Fang Lizhi, a major Chinese democracy activist who fled to the U.S. after Tiananmen, recently wrote a New York Times op-ed claiming that Liu Xiaobo’s Peace Prize should disabuse us of the “dangerous notion” that “the autocratic rulers of China will alter their disregard of human rights just because the country is richer.” This, I believe, is not a fair representation of this view; subscribers to that view don’t believe that the Communist Party will change as a result of economic prosperity, but that individual Chinese will.

A higher standard of living for Chinese citizens will do several things: it will bring more Chinese out of poverty, and into education. This, in turn, will expose them to ideas not sanctioned by the government. Consider this: every major democracy movement in China has been instigated by Chinese students and intellectuals. The 1979 Democracy Wall movement was student-led; the 1989 Tiananmen protests were student-initiated, followed by the support of broad swaths of the Beijing population and people in cities across the country; Charter 08 was written and signed by intellectuals and prominent professionals. This pattern repeats itself over and again.

Rural farmers too, have engaged in protest, not generally for democracy, but against local corruption. When taxes in these rural areas are raised exorbitantly high (nearly wiping out their yearly income), farmers have organized opposition, and in some cases, made minimal reform. But this is not addressing the issue: an unaccountable bureaucracy and an illegitimate authoritarian government. At Tiananmen 21 years ago, the students found support in factory workers, doctors, teachers, and even employees of the Communist Party newspaper, but not rural farmers. Tiananmen was a minimal blip in the minds of most Chinese (if they knew about it at all). The voices for a democratic China must link arm in arm with the poor, rural farmers. Only when more farmers are lifted out of extreme poverty can they truly wipe out corruption. When this happens, the Communist Party will not be able to stop the transition to multi-party democracy.

The Communist Party no longer has a coherent value system upon which policy is based. When capitalism was slowly introduced in the 1980’s, the then party chairman Zhao Ziyang said that China was still in the first stage of socialism, and had to build up its productive forces for 100 years for socialism to be sustained. This was and is a façade. The party currently exists to preserve its own power.

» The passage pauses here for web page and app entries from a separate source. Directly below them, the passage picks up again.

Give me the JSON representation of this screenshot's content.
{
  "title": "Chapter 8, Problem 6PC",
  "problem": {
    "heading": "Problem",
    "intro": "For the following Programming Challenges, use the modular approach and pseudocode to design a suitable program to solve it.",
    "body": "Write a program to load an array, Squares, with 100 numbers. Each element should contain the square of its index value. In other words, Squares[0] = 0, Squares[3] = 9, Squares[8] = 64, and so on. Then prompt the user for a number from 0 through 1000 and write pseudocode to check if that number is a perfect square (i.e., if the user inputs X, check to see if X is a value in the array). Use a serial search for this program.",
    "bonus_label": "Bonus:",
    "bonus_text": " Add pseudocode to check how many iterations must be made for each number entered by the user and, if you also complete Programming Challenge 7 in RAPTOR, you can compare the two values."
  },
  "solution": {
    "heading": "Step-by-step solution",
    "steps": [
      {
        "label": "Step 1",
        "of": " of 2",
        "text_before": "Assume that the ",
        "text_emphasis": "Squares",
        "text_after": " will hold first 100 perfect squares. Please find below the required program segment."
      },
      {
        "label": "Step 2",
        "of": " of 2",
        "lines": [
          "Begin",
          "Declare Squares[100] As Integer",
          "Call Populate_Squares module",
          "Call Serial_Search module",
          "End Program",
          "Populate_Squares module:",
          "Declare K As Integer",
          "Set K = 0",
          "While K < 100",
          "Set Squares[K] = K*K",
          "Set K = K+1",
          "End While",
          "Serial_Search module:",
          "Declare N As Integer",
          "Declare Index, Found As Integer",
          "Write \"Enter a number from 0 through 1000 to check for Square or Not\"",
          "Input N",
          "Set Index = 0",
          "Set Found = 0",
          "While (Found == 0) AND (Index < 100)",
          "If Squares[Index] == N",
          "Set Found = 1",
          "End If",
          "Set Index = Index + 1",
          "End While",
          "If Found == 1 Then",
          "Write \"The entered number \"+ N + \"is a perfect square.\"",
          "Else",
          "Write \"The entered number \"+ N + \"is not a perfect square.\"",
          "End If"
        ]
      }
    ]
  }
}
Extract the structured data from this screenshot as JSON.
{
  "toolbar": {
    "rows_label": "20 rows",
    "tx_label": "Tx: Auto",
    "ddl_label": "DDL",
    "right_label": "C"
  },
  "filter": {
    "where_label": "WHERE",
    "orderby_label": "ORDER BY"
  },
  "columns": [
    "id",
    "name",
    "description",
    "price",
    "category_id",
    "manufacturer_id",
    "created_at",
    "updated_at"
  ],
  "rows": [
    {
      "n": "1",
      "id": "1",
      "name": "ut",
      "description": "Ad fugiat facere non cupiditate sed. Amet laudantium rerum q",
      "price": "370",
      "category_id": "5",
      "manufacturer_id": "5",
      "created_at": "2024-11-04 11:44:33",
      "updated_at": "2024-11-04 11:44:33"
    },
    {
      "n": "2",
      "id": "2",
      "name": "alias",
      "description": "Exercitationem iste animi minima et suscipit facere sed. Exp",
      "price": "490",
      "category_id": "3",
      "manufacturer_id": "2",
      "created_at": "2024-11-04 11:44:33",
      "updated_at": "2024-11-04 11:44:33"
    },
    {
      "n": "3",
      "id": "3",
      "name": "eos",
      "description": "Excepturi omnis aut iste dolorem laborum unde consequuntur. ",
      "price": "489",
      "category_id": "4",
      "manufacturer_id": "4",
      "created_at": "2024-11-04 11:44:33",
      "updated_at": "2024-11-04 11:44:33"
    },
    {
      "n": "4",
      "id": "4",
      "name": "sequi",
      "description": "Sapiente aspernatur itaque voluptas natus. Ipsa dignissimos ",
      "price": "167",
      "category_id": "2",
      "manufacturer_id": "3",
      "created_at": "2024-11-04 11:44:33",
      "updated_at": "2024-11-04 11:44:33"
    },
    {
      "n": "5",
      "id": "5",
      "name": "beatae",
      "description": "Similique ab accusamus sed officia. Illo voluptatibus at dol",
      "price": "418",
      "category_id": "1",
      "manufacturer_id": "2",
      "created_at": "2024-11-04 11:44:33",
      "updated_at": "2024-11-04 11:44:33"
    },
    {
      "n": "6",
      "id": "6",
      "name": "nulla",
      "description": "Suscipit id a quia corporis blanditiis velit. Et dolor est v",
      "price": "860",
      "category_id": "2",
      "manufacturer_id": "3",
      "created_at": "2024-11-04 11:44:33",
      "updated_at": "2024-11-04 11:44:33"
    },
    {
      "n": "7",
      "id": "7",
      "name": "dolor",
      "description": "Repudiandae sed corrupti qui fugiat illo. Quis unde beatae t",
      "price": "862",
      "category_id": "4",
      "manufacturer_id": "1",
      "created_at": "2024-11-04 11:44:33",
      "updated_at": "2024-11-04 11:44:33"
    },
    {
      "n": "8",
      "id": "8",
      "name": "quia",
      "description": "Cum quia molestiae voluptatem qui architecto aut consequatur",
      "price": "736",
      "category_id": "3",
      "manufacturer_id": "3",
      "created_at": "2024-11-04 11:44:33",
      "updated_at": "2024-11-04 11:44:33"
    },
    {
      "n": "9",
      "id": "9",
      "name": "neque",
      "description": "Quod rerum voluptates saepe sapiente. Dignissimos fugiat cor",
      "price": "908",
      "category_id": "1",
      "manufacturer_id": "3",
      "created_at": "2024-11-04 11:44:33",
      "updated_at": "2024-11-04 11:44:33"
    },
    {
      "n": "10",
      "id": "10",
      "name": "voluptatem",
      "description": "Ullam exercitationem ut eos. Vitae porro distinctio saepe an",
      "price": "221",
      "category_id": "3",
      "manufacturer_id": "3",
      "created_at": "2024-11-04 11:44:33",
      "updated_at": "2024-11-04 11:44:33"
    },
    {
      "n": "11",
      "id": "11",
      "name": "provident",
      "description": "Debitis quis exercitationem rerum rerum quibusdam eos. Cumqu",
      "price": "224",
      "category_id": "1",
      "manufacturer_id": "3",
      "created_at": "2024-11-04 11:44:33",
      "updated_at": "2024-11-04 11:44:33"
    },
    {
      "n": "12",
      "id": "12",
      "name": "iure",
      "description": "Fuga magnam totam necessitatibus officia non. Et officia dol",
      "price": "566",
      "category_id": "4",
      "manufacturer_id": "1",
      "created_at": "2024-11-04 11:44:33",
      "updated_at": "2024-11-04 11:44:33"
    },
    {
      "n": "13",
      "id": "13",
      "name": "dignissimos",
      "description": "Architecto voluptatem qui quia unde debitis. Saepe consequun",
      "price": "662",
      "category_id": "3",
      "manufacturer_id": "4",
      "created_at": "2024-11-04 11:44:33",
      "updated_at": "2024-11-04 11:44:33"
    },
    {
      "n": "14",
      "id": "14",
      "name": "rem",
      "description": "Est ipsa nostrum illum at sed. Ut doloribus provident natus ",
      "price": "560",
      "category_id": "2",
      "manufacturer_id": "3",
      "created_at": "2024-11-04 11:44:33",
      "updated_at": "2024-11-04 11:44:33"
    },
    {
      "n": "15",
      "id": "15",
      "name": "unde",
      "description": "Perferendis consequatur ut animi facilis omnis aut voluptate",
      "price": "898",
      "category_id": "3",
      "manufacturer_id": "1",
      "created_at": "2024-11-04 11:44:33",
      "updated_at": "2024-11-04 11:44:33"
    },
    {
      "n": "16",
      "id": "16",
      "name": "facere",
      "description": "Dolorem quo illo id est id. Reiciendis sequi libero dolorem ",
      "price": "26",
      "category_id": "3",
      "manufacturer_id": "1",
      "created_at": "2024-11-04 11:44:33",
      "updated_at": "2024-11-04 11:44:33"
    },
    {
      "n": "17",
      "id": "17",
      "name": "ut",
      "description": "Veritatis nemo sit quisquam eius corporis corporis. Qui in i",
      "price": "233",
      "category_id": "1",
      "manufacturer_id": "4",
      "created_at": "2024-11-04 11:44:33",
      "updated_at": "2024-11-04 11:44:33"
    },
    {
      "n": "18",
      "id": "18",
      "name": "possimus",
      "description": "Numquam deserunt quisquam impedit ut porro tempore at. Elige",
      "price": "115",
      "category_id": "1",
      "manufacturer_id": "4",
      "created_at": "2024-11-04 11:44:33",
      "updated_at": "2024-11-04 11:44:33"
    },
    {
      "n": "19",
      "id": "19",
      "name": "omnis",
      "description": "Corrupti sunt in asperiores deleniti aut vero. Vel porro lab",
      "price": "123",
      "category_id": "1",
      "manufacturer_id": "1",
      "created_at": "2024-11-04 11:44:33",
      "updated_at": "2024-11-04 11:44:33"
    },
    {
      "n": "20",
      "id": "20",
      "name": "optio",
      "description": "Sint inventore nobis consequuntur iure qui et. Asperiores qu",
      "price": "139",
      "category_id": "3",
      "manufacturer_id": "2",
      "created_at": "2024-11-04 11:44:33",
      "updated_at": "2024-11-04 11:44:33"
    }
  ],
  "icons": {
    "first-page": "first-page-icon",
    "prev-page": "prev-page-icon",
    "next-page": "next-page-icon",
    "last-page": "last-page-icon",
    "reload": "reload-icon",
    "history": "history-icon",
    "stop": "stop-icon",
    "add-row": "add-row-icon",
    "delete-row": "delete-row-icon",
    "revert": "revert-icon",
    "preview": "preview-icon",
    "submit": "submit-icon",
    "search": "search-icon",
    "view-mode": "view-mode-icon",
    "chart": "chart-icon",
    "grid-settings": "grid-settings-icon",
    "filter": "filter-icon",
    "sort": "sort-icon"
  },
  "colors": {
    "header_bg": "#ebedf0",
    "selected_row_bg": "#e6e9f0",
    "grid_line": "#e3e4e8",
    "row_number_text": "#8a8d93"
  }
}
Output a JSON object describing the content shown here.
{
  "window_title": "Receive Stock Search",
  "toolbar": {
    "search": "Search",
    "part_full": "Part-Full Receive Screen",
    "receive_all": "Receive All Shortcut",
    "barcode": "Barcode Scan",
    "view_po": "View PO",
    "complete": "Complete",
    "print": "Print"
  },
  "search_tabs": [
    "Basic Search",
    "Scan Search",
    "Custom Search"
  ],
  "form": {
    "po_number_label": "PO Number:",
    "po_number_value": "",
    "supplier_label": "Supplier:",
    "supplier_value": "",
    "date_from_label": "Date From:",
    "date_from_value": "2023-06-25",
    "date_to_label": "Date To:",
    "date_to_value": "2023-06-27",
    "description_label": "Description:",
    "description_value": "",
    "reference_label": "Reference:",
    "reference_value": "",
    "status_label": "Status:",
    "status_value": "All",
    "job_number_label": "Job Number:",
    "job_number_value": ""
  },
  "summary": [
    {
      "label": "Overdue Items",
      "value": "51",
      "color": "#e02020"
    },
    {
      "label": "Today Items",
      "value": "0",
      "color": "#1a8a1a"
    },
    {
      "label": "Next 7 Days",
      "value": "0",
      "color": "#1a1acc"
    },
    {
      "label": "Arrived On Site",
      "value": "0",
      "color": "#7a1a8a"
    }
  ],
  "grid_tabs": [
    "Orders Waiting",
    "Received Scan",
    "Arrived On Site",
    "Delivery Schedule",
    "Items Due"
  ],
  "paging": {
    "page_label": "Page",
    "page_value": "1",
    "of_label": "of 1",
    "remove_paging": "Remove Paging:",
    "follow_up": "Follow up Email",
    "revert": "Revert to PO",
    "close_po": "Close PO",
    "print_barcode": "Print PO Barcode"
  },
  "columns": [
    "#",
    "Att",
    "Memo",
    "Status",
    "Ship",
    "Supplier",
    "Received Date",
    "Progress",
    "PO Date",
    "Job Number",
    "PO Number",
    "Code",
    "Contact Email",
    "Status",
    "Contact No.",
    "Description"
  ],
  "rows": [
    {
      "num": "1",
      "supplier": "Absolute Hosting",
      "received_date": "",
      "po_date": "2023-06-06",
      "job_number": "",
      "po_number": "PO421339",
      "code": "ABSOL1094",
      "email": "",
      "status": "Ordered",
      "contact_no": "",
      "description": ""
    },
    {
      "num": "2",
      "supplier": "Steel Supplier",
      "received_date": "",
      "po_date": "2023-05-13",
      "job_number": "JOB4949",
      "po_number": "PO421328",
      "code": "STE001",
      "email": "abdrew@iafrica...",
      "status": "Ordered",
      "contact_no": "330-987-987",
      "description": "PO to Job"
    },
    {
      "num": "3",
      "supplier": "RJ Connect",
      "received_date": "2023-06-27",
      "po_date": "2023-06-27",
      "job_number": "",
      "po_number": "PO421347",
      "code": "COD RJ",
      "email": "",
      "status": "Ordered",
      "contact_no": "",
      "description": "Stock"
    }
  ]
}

Under Mao, China did have a value system, however violent and repressive. Because the Chinese people are now grasping for something to believe in, they ask – what does it mean to be Chinese? Is it just the pursuit of wealth and the technocratic application of utilitarian economic policy? Millions are turning to religion: Christianity, Buddhism, and traditional Confucian practices. But Chinese democracy activists have for thirty years offered something different. To be sure, the vast majority of Chinese know little of the movement and will have been blocked from hearing about Liu Xiaobo and the Nobel Peace Prize. But it is influential enough that the Communist Party feels threatened. As more and more Chinese rise out of poverty and into the halls of academia and professional life, more and more will desire a real, national set of values. The democracy movement must stand ready to offer that alternative to the newly well-off.

We’ve now come full-circle: we must stop demonizing Chinese economic policy because doing so will not change the situation, which will not solve our debt crisis nor raise the Chinese standard of living; the lack of such an increase in prosperity will ultimately further the repression of political reform in China and inhibit the advance of our interests and human rights globally. We can further our economic desires and the cause of democracy and human rights by taking a reasoned, practical course, and engaging with the Chinese, not cutting them off.